Easy methods to Make an Infante, the Almond-Accented Margarita That Eases You From Summer season to Fall

Let’s just pretend for a moment that Margaritas are a summertime drink, as opposed to the anytime & always drink we obviously know them to be. All its famous colleagues are summertime drinks, after all—the noble Daiquiri, the flamboyant Mojito, the stolid Tom Collins—and there’s certainly a case that the Margarita’s snappy tart refreshment belongs in the summer. And let’s further stipulate that the Oaxaca Old Fashioned is for the winter, its deep resonant spice a warming presence on a cold night. 

When the mixological archeologists of the future look back and find these two, they’ll certainly be looking for the proverbial missing link, an evolutionary bridge, a cocktail with one foot in summer and one in winter, refreshing but spiced, ice cold but warming. And if they’re good, they’ll find the Infante.

It won’t be easy for them. The Infante was invented by Giuseppe Gonzalez in 2009, when he was working at Dutch Kills in Long Island City. Gonzalez is pretty famous in bartender circles, but I’m not sure even he would call this drink a modern classic. I have only ever found it sporadically; it’s in a lone cocktail book, A Spot at the Bar, written by someone who knew Gonzalez personally, and in the indispensable Bartender’s Choice app, but as far as I can tell, that’s it. 

This is pretty understandable, great cocktails are invented all the time and no one ever hears about it. But what sets the Infante apart, why I love it and why I’m telling you about it today, is its simplicity and elegance. It’s commonly misunderstood that you have to use elaborate and/or difficult ingredients to make good cocktails. Not so. The opposite, actually—if your cocktail calls for clarified tomato water or an infusion of oyster shells it certainly might be good, but truly delicious ideas tend to be simpler.

In the case of the Infante, that idea is to replace the agave nectar and/or orange liqueur of a Margarita with orgeat, an almond syrup made beautiful with a touch of orange flower water. This seems simple, but it’s a seismic shift; where a Margarita is all bright refreshment, the Infante, named for golden-age singer and actor Pedro Infante, blends that refreshment with a nutty decadence. Tequila is an unusually character-driven spirit and the orgeat folds into that character like a dream, the almond lending body to the spirit’s midpalate, with a breath of the orange flower water on the finish giving a perfumed warmth to the tart lime. It’s a Margarita with more depth and presence, one for cooler nights, a Margarita that brings a jacket to dinner, even though it may not end up needing it. The Infante is a spiced and resonant, the perfect cocktail for the beginning of fall, that time of year where we sometimes find ourselves needing to pretend that it’s not Margarita season anymore.

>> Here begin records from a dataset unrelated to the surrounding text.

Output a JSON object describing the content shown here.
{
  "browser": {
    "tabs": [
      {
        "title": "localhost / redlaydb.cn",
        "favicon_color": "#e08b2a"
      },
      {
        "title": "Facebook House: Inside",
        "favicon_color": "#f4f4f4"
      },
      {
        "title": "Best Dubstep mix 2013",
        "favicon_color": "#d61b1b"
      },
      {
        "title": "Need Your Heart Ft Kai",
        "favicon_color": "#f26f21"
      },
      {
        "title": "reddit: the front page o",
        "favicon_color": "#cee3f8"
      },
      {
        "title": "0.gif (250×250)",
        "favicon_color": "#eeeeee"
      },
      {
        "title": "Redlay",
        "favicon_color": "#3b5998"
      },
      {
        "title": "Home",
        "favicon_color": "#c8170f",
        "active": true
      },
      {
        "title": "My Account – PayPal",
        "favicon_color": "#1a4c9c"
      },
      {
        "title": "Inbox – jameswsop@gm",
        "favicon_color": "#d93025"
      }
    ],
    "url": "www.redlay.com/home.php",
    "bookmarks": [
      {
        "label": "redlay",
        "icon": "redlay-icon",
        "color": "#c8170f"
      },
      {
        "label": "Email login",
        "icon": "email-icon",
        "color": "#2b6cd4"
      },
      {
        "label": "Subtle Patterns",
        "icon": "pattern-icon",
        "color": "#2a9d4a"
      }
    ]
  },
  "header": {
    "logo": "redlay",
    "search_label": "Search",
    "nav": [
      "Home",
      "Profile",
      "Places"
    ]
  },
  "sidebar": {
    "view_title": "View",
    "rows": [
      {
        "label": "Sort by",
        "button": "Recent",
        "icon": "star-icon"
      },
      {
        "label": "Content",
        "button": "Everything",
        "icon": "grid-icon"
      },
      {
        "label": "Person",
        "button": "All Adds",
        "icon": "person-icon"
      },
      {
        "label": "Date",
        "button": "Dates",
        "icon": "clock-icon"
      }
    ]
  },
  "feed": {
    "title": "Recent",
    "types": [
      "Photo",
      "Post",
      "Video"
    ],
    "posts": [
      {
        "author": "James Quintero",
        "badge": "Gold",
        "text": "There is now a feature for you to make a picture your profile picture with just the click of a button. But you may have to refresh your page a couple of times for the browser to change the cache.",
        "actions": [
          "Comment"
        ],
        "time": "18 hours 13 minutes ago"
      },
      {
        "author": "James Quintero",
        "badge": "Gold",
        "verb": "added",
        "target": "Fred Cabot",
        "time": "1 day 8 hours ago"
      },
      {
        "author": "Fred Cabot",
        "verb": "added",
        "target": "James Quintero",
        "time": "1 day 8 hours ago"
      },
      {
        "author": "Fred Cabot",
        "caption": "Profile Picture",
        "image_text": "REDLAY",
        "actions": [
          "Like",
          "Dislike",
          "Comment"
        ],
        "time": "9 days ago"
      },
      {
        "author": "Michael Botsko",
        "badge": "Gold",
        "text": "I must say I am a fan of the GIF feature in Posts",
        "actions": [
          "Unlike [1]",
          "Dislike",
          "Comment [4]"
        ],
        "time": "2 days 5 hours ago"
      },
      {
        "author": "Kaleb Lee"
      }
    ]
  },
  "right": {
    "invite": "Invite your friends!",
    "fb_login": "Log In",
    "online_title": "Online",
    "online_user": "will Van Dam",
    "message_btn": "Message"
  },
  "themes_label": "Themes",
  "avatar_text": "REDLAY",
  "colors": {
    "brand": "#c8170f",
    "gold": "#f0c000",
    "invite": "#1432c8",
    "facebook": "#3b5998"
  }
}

  • 2 oz. reposado tequila
  • 0.75 oz. lime juice
  • 0.75 oz. orgeat
  • 3-5 drops of orange flower water (optional)

Add all ingredients to a cocktail shaker and shake on ice for six to eight seconds. Strain over fresh ice into a rocks glass and garnish with shaved fresh nutmeg over a lime wheel, a lime peel or nothing at all. 


Reserve Bar

Tequila: This cocktail certainly works with blanco tequila, but the kiss of age of a good reposado brings some welcome oak and vanilla, which helps the cocktail be more itself. My favorite brands here are Fortaleza and Siete Leguas, though they can be semi-difficult to find, so I always like to mention Olmeca Altos as well, which is I believe the best high quality, low price reposado out there that’s also widely available.

Orgeat: There are, loosely speaking, two types of orgeat: The almond-as-core-flavor kind and the almond-as-minor-note kind. Most drinks that call for orgeat work just fine with either of these, but this drink really demands the former. For brands, go with something almond forward like Liquid Alchemist, Liber & Co. or Small Hands Foods. You can also make your own if you like, but it will involve toasting, blanching and/or pulsing almonds in a food processor. If you’re game for that kind of thing, there are lots of recipes online, like here.

Orange Flower Water: This is optional, but it helps. Good orgeat has orange flower water in it already, but this cocktail benefits from a touch more, which you can buy on Amazon or in any decent middle eastern market. 

Nutmeg: I’m torn on the nutmeg. The original definitely has shaved nutmeg on top, which enhances the spiced richness, but it also makes the flavor a bit noisy and the clarity suffers. Basically, it enhances and detracts from the drink in different ways but in (to me) identical amounts, so it’s hard to know what to do. If you have it on hand, give it a shot—my one recommendation here is that it’s pretty much all aroma, so I add a lime wheel on top and aim for that with my nutmeg, so it’s not just floating like dandruff on the top of the drink.

Source: Robb Report